Read more about public participation in architecture after the break…
What are Live Projects? A UK term, it refers to collaborations between architecture schools and real clients on real projects. In the US, for example, these are merely referred to as industry collaborations. Clients are widely variant, from municipal governments and youth organizations, as well as galleries and community-based gardens.
There are many iterations of this teaching model in the UK so the issue is, how to determine a good fit for prospective students? One issue that is increasingly at the fore of students’ minds is how to balance idealism with practical skills. At Birmingham City University’sBIAD (Birmingham Institute of Art and Design), the program is structured precisely to help students achieve that balance.
Upon winning the contract to design the new State Fire Brigade School in Wurzburg, gmp Architekten… recently presented their design which involves a new practice hall on the site of the Fire Brigade School in order to meet the changed requirements

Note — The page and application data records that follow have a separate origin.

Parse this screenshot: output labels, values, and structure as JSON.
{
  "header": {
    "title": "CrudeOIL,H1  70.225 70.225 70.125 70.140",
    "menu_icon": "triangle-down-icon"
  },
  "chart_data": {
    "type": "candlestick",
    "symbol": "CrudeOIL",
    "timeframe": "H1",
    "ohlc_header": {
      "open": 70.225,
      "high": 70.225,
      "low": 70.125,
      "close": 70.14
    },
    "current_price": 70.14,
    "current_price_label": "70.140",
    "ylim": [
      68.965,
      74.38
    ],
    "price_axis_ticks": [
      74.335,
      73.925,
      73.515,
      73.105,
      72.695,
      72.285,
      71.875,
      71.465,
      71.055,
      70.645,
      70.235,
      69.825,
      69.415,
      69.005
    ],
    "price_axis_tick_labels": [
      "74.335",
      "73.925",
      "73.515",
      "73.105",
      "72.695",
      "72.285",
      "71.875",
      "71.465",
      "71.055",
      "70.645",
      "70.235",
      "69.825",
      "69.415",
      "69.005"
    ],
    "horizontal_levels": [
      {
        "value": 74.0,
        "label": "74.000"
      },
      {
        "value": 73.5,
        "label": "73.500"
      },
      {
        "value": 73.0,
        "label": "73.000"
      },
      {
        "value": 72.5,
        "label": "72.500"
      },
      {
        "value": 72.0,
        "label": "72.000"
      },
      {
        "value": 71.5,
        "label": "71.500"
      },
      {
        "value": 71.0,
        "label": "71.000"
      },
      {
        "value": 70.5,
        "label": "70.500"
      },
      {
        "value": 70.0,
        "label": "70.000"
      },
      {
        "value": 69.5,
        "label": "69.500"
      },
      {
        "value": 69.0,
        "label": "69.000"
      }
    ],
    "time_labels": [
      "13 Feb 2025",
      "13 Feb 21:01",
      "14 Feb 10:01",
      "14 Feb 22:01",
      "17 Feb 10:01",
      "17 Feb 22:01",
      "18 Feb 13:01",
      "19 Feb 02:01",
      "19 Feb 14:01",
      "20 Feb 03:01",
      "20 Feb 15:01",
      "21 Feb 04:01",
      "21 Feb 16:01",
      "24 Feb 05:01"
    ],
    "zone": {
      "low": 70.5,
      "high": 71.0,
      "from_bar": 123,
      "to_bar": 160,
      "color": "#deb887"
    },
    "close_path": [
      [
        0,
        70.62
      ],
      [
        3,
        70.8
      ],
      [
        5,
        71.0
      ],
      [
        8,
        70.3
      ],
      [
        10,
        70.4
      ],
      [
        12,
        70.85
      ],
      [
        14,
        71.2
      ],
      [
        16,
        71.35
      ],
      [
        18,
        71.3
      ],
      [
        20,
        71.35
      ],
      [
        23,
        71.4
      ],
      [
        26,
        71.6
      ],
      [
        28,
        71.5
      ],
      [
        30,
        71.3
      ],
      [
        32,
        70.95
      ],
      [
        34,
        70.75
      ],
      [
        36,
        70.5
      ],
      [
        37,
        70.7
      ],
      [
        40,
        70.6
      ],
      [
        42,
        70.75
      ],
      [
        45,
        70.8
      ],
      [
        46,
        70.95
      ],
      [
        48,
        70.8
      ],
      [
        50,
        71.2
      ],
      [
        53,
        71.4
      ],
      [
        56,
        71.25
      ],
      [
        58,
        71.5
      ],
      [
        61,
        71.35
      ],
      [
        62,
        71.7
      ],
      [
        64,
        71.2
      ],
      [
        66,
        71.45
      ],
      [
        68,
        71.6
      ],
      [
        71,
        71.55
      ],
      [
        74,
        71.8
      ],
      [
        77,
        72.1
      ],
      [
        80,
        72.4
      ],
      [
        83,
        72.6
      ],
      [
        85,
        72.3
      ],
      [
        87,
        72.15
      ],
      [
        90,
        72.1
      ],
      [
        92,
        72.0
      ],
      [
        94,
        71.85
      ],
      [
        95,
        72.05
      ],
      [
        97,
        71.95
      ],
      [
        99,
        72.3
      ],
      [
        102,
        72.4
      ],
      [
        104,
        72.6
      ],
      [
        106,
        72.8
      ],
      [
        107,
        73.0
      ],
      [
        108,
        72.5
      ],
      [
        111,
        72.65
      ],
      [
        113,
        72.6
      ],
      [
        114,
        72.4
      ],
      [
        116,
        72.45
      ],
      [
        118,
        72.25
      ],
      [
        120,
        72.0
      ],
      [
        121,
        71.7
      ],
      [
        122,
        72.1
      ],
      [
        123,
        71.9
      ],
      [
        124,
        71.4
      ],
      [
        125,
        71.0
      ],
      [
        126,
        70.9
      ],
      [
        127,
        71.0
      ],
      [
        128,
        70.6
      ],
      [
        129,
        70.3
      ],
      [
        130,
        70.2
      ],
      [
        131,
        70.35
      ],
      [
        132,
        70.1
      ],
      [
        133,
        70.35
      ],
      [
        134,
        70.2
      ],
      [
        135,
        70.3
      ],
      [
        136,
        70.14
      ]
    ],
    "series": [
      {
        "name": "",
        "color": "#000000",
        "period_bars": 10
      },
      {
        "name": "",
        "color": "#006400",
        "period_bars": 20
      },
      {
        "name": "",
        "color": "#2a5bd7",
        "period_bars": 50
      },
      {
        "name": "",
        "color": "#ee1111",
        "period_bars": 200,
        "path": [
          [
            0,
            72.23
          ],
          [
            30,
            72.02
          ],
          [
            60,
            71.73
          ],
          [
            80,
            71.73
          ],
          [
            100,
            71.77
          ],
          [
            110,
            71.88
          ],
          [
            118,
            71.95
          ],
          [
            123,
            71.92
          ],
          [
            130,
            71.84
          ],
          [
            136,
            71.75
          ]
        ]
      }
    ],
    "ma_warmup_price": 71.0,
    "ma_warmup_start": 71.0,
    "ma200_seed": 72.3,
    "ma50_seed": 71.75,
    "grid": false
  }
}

Gem Barton, based in Brighton, England, is a writer, academic lecturer, curator and designer. As a regular contributor to journals and magazines such as Mark, Blueprint, Design Bureau and Inhabitat she explores and share her passion for architecture and design. Gem’s column ‘The B-Side’ will look at the alternatives to architectural traditions and explore what it means to be knee-deep in the 21st century design world. Follow her @gem_shandy
Allow me to make an unlikely comparison of two powerhouses: Zaha Hadid (62) and, bear with me now, Lady Gaga (26). Both are breaking the mold with their unique aesthetics; both are at the top of their respective industries; both are commercial successes. However, there is one undeniable difference: it only took the world a few years to recognize Lady Gaga and for her to skyrocket to fame. It has taken Dame Hadid the better part of three decades to receive a comparative level of acclaim. Is it fair to compare successful architects and super songstresses? In an architectural world where we are faced daily by terms such as ‘celebrity’ and ‘starchitect’ it may well be time to look deeper into the matter.
Read more about what architecture could learn from the Music Industry, after the break…
In September 2011 Barney Kulok was granted special permission to create photographs at the construction site of Louis I. Kahnʼs Four Freedoms Park in New York City, commissioned in 1970 as a memorial to Franklin D. Roosevelt. The last design Kahn completed before his untimely death in 1974, Four Freedoms Park became widely regarded as one of the great unbuilt masterpieces of twentieth-century architecture. Almost forty years after having been commissioned, it is finally being completed this year, as originally intended.
Architects: Moussafir Architectes Associés
Location: Joue-Les-tours, France
Design Team: Jacques Moussafir with nicolas Hugoo, Alexis duquennoy, narumi Kang, sofie reynaert, Jérôme Hervé and Virginie Prie
Area: 1,753 sqm
Photographs: Hervé Abbadie, Jérôme Ricolleau, Benoît Faure, Luc Boegly
New Ethiopian Parliament Building Complex Winning Proposal / Treurniet Architectuur + Michiel Clercx Architectuur + Addis Mebratu & S7 Architects PLC
A join venture between Treurniet Architectuur, Michiel Clercx Architectuur, Addis Mebratu and S7 Architects PLC… recently won the international design competition for the new building complex for the Ethiopian Parliament. The project represents the wide variety of 85
Designed by Salon2…, their ‘Haze’ Pavilion proposal aims to transform Istanbul Modern into a garden of stages while preparing an unexpected architectural condition for the distant relationship of İstanbul and the sea. Through an experiential design, the pavilion shifts the
As part of their Cultural Drivers event series, the National Building Museum in Washington, D.C. will be presenting the ‘Culture as Catalyst: Past, Present, Future’ event from 6:30pm-8:00pm on February 25th. Cities are increasingly defined by their civic spaces such as…